If sold, the proceeds would be divided between her and her late husband’s sons.
The Italian royal’s sons disputed the terms of his will, and they have been involved in a protracted legal dispute ever since.
The villa has since fallen into a state of disrepair, and an Italian court ordered its sale to resolve an inheritance dispute with Prince Niccolo’s sons.
It failed to sell in an online auction in January 2022 after court-appointed experts placed a minimum bid price on the villa of $380m (350 million euros).
Four more auctions held at lower prices also found no takers.
After the collapse of an exterior wall on the property forced the closure of a neighboring road, a judge ruled that the property was not being properly maintained and issued an eviction order, according to La Repubblica.

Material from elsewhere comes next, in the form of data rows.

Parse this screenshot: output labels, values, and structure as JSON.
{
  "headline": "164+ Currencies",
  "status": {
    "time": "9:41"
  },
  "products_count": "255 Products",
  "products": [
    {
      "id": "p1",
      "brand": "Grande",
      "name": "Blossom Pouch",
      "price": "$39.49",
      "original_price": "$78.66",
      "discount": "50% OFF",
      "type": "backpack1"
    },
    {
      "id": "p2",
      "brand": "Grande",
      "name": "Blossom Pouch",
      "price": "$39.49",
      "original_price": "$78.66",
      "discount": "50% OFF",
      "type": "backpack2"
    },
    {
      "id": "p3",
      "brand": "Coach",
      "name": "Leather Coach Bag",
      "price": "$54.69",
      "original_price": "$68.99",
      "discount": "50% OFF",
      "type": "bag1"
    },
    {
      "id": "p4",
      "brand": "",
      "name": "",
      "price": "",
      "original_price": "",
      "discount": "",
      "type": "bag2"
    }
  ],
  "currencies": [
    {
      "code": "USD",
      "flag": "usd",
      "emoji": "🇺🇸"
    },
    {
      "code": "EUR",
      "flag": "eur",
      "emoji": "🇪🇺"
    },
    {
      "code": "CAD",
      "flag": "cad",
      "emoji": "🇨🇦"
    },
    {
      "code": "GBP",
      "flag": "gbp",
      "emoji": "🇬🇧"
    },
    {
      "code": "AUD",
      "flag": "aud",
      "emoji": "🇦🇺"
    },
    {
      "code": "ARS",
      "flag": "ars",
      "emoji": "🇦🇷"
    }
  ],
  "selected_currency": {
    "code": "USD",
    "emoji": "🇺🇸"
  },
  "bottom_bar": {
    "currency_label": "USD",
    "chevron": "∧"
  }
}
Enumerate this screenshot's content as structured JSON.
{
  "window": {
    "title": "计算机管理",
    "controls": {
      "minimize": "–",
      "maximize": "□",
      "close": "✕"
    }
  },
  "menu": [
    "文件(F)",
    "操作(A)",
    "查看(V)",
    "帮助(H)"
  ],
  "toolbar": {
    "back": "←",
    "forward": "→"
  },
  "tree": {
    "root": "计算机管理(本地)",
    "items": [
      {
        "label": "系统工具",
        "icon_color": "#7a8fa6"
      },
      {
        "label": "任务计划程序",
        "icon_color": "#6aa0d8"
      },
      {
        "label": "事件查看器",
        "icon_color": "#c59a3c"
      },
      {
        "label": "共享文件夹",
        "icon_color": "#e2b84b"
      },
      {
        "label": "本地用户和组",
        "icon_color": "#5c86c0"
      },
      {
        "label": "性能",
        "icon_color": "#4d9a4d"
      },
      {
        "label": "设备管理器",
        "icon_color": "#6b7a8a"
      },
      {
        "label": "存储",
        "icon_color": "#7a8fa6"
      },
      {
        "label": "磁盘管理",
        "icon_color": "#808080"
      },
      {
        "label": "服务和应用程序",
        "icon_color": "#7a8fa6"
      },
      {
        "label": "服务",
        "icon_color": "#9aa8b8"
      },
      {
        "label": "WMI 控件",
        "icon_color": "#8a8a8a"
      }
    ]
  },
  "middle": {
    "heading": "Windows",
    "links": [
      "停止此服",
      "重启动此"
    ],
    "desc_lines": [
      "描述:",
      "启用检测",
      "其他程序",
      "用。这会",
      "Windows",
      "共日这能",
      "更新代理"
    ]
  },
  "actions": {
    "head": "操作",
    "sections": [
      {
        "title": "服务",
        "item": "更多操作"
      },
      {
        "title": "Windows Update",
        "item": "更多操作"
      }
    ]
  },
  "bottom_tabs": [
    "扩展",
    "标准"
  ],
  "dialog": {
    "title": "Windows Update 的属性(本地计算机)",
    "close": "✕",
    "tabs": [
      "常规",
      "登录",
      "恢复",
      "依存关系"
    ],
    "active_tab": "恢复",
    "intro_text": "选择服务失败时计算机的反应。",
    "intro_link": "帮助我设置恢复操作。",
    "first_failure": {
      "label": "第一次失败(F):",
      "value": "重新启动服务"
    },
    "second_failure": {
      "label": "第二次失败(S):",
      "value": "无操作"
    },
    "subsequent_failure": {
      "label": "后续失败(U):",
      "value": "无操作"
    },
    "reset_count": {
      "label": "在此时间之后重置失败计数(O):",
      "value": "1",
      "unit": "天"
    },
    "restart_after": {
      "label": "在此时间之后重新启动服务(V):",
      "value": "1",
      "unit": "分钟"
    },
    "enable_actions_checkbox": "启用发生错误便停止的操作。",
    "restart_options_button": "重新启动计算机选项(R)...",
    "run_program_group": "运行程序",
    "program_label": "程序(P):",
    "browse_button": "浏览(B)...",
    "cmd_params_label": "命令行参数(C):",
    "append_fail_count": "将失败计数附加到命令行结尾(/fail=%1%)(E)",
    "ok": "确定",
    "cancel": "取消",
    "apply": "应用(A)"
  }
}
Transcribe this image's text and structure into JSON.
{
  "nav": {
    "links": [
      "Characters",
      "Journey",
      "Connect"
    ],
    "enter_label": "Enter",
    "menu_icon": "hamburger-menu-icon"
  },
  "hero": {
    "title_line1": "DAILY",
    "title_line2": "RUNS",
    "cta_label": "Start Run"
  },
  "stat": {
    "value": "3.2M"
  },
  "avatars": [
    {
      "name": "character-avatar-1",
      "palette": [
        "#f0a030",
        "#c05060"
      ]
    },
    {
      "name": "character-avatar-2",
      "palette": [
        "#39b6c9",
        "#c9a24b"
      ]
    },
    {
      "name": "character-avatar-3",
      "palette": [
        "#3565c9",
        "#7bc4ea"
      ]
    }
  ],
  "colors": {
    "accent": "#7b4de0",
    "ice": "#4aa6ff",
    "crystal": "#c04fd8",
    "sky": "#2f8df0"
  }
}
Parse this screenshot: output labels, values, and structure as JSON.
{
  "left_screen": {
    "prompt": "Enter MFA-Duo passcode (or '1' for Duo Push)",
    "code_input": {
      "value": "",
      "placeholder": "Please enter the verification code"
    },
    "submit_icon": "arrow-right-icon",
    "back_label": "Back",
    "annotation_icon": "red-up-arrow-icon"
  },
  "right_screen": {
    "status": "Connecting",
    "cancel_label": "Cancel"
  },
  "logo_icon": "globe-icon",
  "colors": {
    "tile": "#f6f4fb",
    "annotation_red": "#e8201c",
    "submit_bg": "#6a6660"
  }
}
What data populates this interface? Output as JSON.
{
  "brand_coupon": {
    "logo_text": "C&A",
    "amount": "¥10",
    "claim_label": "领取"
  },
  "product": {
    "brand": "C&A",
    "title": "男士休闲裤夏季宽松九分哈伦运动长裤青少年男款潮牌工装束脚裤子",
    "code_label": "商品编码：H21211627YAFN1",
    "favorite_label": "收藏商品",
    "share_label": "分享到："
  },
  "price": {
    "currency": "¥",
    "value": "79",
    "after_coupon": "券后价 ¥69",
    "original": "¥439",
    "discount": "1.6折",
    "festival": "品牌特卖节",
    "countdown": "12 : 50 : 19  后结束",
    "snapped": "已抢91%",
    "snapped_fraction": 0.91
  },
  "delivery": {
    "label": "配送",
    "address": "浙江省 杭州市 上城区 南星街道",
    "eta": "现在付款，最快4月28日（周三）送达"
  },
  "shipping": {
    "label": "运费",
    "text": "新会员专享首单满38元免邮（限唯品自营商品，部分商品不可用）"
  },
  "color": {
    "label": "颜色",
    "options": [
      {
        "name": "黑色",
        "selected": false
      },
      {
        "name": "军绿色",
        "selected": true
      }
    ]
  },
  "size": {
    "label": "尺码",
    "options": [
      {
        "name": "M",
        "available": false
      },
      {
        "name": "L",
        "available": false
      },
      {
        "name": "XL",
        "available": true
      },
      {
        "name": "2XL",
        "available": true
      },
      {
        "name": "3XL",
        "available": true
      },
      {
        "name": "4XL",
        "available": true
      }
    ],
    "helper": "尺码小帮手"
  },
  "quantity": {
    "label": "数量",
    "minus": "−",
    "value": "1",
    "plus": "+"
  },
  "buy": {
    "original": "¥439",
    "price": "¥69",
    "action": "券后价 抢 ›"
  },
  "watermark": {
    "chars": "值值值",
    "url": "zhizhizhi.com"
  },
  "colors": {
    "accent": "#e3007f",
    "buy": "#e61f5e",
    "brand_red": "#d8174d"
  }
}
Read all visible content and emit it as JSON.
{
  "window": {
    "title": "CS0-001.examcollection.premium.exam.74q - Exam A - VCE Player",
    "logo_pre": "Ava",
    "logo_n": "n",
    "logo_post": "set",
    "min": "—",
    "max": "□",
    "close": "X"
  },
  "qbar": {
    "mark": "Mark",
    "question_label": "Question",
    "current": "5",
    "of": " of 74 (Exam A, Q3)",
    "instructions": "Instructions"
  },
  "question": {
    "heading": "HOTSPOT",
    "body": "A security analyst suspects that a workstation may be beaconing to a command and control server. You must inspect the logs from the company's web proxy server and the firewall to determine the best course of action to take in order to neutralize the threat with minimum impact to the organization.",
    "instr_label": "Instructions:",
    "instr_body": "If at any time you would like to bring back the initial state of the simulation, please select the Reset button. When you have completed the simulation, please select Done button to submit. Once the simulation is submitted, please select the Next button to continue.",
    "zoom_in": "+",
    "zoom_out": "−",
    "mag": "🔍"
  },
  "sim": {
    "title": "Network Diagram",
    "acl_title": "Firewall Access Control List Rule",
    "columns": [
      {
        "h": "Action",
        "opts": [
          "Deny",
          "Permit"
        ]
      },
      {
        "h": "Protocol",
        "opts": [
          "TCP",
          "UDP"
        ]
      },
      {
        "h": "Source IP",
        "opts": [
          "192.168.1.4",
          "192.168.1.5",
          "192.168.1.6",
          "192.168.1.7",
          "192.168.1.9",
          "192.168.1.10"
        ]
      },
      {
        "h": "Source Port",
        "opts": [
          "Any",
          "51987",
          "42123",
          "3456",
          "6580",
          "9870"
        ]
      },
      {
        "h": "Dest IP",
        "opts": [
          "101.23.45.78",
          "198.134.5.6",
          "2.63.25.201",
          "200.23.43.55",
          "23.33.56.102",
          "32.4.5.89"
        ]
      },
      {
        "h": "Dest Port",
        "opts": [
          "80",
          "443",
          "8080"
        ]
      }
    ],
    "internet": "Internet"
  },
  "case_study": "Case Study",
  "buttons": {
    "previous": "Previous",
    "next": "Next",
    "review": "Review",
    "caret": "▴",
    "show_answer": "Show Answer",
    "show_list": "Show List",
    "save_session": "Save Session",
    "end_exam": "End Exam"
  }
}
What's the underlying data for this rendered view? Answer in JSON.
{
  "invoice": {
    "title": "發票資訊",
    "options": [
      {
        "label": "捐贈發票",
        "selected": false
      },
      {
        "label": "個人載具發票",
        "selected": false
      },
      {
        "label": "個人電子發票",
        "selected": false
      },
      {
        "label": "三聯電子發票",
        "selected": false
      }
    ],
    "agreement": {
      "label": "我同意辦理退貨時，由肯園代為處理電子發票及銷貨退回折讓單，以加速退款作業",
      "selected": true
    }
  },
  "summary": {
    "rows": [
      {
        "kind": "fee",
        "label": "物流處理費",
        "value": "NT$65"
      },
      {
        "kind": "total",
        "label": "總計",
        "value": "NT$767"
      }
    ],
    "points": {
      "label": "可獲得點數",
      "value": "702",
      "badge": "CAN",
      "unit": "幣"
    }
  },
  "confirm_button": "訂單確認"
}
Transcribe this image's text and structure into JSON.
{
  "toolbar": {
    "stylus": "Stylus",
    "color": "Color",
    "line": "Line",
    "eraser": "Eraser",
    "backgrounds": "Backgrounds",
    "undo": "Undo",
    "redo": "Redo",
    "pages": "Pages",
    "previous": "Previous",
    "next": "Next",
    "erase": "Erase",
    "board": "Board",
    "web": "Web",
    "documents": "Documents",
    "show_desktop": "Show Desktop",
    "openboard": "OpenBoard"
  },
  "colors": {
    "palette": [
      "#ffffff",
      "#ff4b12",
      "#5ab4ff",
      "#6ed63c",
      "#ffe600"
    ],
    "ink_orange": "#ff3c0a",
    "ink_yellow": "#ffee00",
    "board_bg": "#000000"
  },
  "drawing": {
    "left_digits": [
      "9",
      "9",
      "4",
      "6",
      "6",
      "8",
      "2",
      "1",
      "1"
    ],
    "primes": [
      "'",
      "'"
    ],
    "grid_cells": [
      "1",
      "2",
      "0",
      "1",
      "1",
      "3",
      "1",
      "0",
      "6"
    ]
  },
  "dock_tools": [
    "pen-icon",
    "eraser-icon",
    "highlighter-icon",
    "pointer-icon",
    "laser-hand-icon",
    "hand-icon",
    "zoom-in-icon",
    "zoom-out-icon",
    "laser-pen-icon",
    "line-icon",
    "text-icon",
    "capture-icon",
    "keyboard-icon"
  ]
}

Ms Boncompagni Ludovici told Reuters she believed she would have been sidelined by the courts after she was offered unauthorized paid tours of the property to help with maintenance costs.
According to the Associated Press, the villa was built in 1570, and had belonged to the Ludovici family since the early 1600s.
The previous listing on auction by the Rome Tribunal described it as a “monumental property” on six levels that “stands among the most distinguished architectural and landscape beauties of pre-unification Rome”.
It has three garages, two roof terraces and a “luxurious garden with arboreal essence and tall trees, walkways, stairs and rest areas”.
Ms Boncompagni Ludovici has lived in the villa for 20 years, telling the Guardian in a recent interview that she has devoted “all her time and resources” to it.
Before marrying her Italian prince, Ms. Boncompagni Ludovisi worked in television and real estate in New York, according to Forbes, and helped broker Donald Trump’s purchase of the General Motors building in 1998.
She was previously married to former Congressman John Jenrette from North Carolina.
Ms Boncompagni Ludovici did not immediately respond to a request for comment by The Independent.